Waterfowl (Anseriformes) are a group of birds that include screamers, ducks, geese, and swans. There are about 150 species of waterfowl alive today. Waterfowl are so named for their preference for aquatic habitats. Most species live close to freshwater habitats such as lakes, streams or ponds but some species also inhabit marine environments during the non-breeding season. Waterfowl are medium to large size birds. Their plumage may include subtle variations of gray, brow, black or white. Some waterfowl (notably the screamers) have ornamental feathers on their head and neck while others have brightly colored patches on their secondary feathers (such as blue, green, or copper). The plumage of young waterfowl is often duller than that of adults. Waterfowl have webbed feet, an adaptation for their aquatic lifestyle which enables them to swim with great efficiency. Waterfowl are often prey for a variety of predator species including humans, red foxes, coyotes, raccoons and striped skunks. Occasionally, waterfowl may also fall prey to other birds such as American crows, black-billed magpies and owls. There are three groups of waterfowl, the Anhimidae (screamers), the Anseranatidae (magpie goose) and the Anatidae (geese, swans and ducks).
Anseriformes are well known for the ease at which they can become domesticated. The mallard was first domesticated nearly 2000 years ago, the eastern greylag goose almost 4000 years ago. Various breeds of these species are commonly found on farms today. Anseriformes often make their nests near the water’s edge, although whistling ducks nest in trees and the torrent duck nests in holes in the riverbank. Screamers nest offshore in shallow water. Most Anseriformes are solitary nesters, but the eider duck nests in large colonies.
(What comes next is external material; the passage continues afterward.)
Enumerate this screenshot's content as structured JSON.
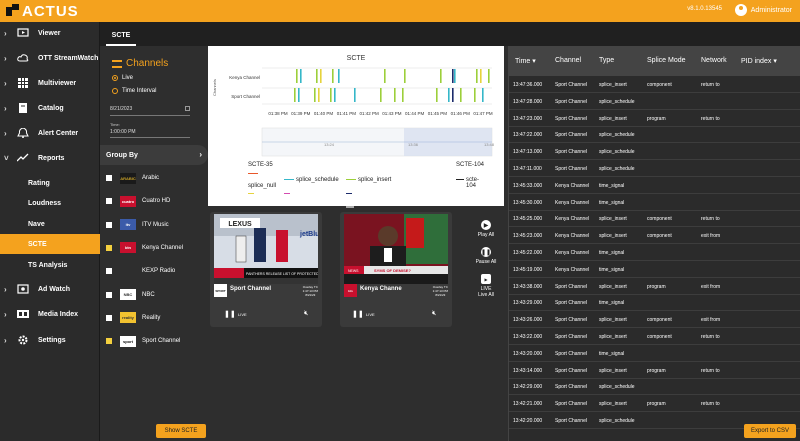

Most Anseriformes are herbivorous in nature, feeding on water plants, although some species, like the screamers, will eat insects.